The adventure racing craze is sweeping the nation and a myriad of new races are being organized from coast to coast. Increases in participation have been linked to the natural cross-over for cyclists,runners and water-sport aficionados, but I believe the true allure of this demanding activity lies within the individual who is forced to realize his or her limits and push through them -- all while contributing to a team.
This team dynamic offers endurance athletes used to the solitude of triathlon or marathon the chance to work together as cohesive unit compensating for individual strengths and weaknesses. This creates an opportunity for individuals to emerge as leaders within certain areas of the race and responsibilities are delegated accordingly. Often, teams designate a captain and a navigator who've proven they can perform those tasks despite challenges such as sleep deprivation and physical exhaustion. Capitalizing on these strengths keeps a team organized and on track during the onset of fatigue.
I asked my friend Barrie Adsett, navigator for San Diego-based Team Equinox, what he considers to be the key to adventure racing. He explained, "In adventure racing, reading a map and knowing how to navigate are maybe more important than being a strong or fast athlete. No matter how fast you go, if you go the wrong way you are just further away from where you are meant to be, that much quicker."
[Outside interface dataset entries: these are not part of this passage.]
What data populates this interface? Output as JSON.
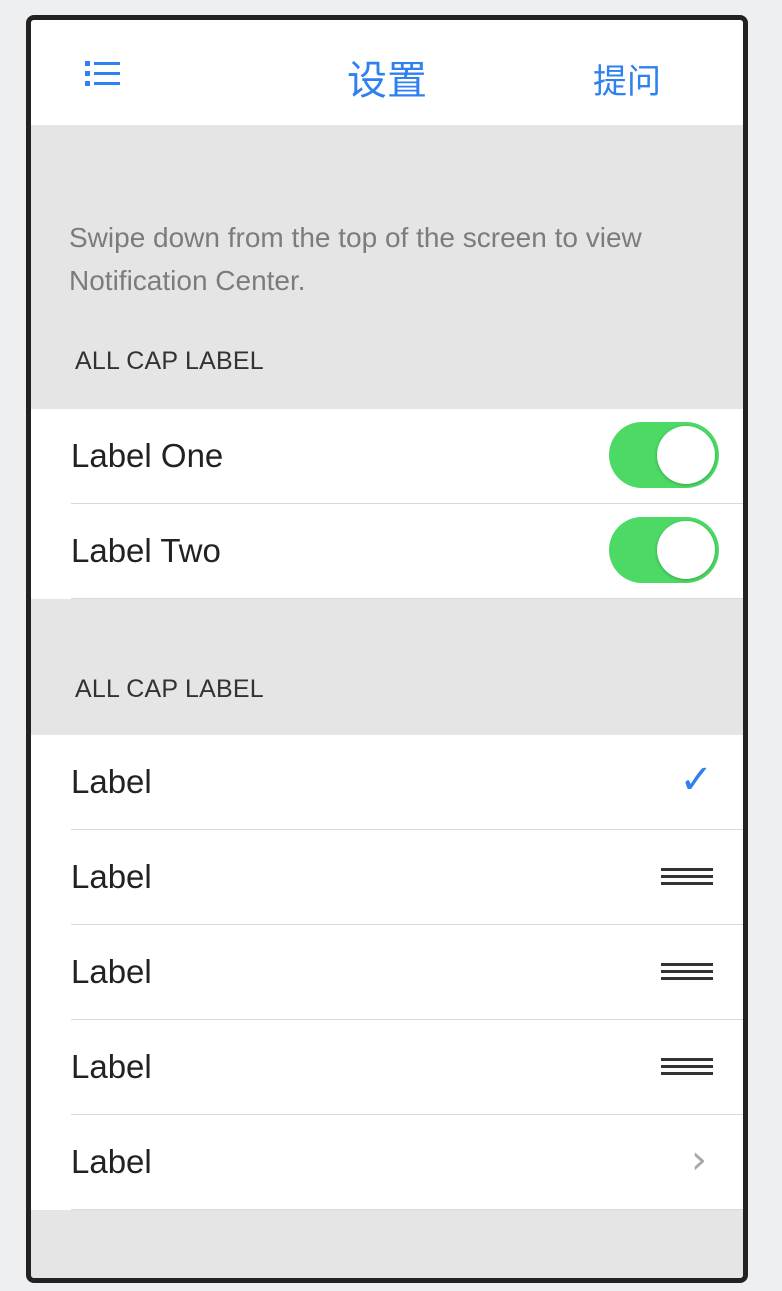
{
  "navbar": {
    "title": "设置",
    "right_action": "提问",
    "menu_icon": "list-icon",
    "accent_color": "#2f80f0"
  },
  "intro": {
    "text": "Swipe down from the top of the screen to view Notification Center."
  },
  "section1": {
    "header": "ALL CAP LABEL",
    "rows": [
      {
        "label": "Label One",
        "toggle_on": true
      },
      {
        "label": "Label Two",
        "toggle_on": true
      }
    ]
  },
  "section2": {
    "header": "ALL CAP LABEL",
    "rows": [
      {
        "label": "Label",
        "accessory": "checkmark-icon"
      },
      {
        "label": "Label",
        "accessory": "drag-handle-icon"
      },
      {
        "label": "Label",
        "accessory": "drag-handle-icon"
      },
      {
        "label": "Label",
        "accessory": "drag-handle-icon"
      },
      {
        "label": "Label",
        "accessory": "chevron-right-icon"
      }
    ]
  },
  "colors": {
    "toggle_on": "#4cd964",
    "background": "#e5e5e5"
  }
}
Team captain Steve Moore commented, "Equinox has proven many times that brains beats pure brawn." Adsett added, "In the hare-and-tortoise fashion, going an optimal route is better than zipping everywhere but getting nowhere." Kristine Gillis, the sole female member of the co-ed team, recommends practicing with orienteering clubs and regional adventure racing groups.
Saturday morning is supposed to be a 20-mile training run according to my over the counter training regiment for the San Diego Rock 'n' Roll Marathon. Instead, I will up the ante and attempt my first ultramarathon. My decision to run the Lake Hodges50K has been inspired in part by the many endurance athletes that I learn about everyday here at Active.com. My other source of motivation comes from my lack of experience at such high mileage. In fact, leading up to this point, I have never logged a run greater than 18 miles. The decision to go even farther is not made in haste; it is based on careful research into ultra events. I've formulated a game plan that will take me to the finish line without risking my health for the race in June.
First and foremost, I have already run the entire race course in sections. I can visualize my approach while maintaining a psychological edge when the going gets tough. Secondly, my goal to cross the finish line within an eight-hour limit requires a pace that is faster than 15 minutes per mile. This is easily achieved by utilizing the keystone of this plan; the 5-to-1 ratio. After each five minute interval of running, I will walk for one minute and repeat this method for the five or more hours that it takes to cross the finish line, all the while conserving energy for later in the race by avoiding running up steep hills.
This race will also serve as a test of my in-race nutrition. I will finally be able to experience the stress on my gastrointestinal system (GI), while ingesting water and endurance fuel for a prolonged period of time. I'll have a water bottle strapped to each hand. The first bottle will contain plain water which I will refill at the seven aid stations throughout the race. The second water bottle will be a highly concentrated blend of two endurance formulas containing a 7-to-1 carbohydrate-to-soy protein ratio. This fuel also contains all the necessary electrolytes and calories, allowing me to travel without any other fuel. At the 16.2-mile aid station, friends will bring my drop bag containing fresh running socks, shirt, hat, sunscreen, Aleve and more endurance fuel for the remaining 15 miles of the course.
My nine weeks of conditioning, experience on the race course, in-race nutrition plan, support crew and will to succeed should be all I need to achieve my goal of finishing the ultramarathon. I hope to better understand how my body will react during the stress of prolonged activity and high mileage. I will then apply this knowledge and make the necessary adjustments to both my training regimen and my in-race nutrition to handle the intensity of a faster pace during the San Diego Rock 'n' Roll Marathon in nine weeks. Check back on Monday for a recap of this event and find out how it all plays out.